Data for this exercise START

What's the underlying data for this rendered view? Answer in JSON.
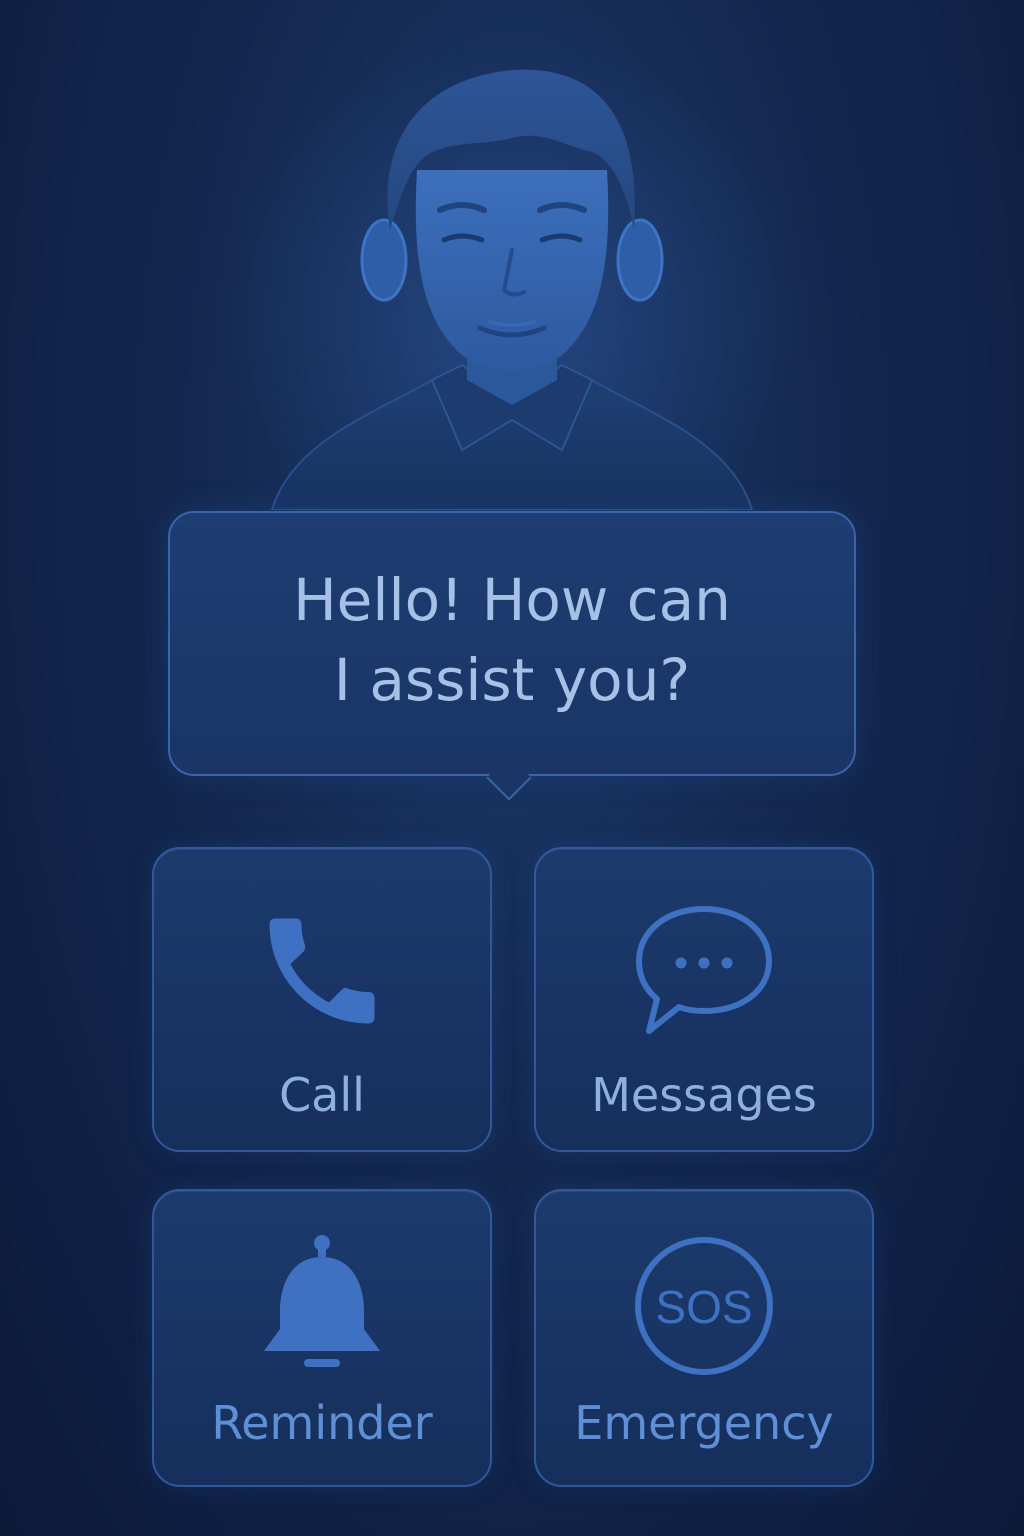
{
  "assistant": {
    "avatar_icon": "assistant-avatar-icon",
    "greeting": "Hello! How can\nI assist you?"
  },
  "actions": [
    {
      "id": "call",
      "label": "Call",
      "icon": "phone-icon"
    },
    {
      "id": "messages",
      "label": "Messages",
      "icon": "chat-bubble-icon"
    },
    {
      "id": "reminder",
      "label": "Reminder",
      "icon": "bell-icon"
    },
    {
      "id": "emergency",
      "label": "Emergency",
      "icon": "sos-icon",
      "icon_text": "SOS"
    }
  ],
  "colors": {
    "background": "#12264c",
    "accent": "#4a7dcc",
    "text": "#a7c1e6"
  }
}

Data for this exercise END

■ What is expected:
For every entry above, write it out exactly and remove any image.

■ Your solution:
What's the underlying data for this rendered view? Answer in JSON.
{
  "assistant": {
    "avatar_icon": "assistant-avatar-icon",
    "greeting": "Hello! How can\nI assist you?"
  },
  "actions": [
    {
      "id": "call",
      "label": "Call",
      "icon": "phone-icon"
    },
    {
      "id": "messages",
      "label": "Messages",
      "icon": "chat-bubble-icon"
    },
    {
      "id": "reminder",
      "label": "Reminder",
      "icon": "bell-icon"
    },
    {
      "id": "emergency",
      "label": "Emergency",
      "icon": "sos-icon",
      "icon_text": "SOS"
    }
  ],
  "colors": {
    "background": "#12264c",
    "accent": "#4a7dcc",
    "text": "#a7c1e6"
  }
}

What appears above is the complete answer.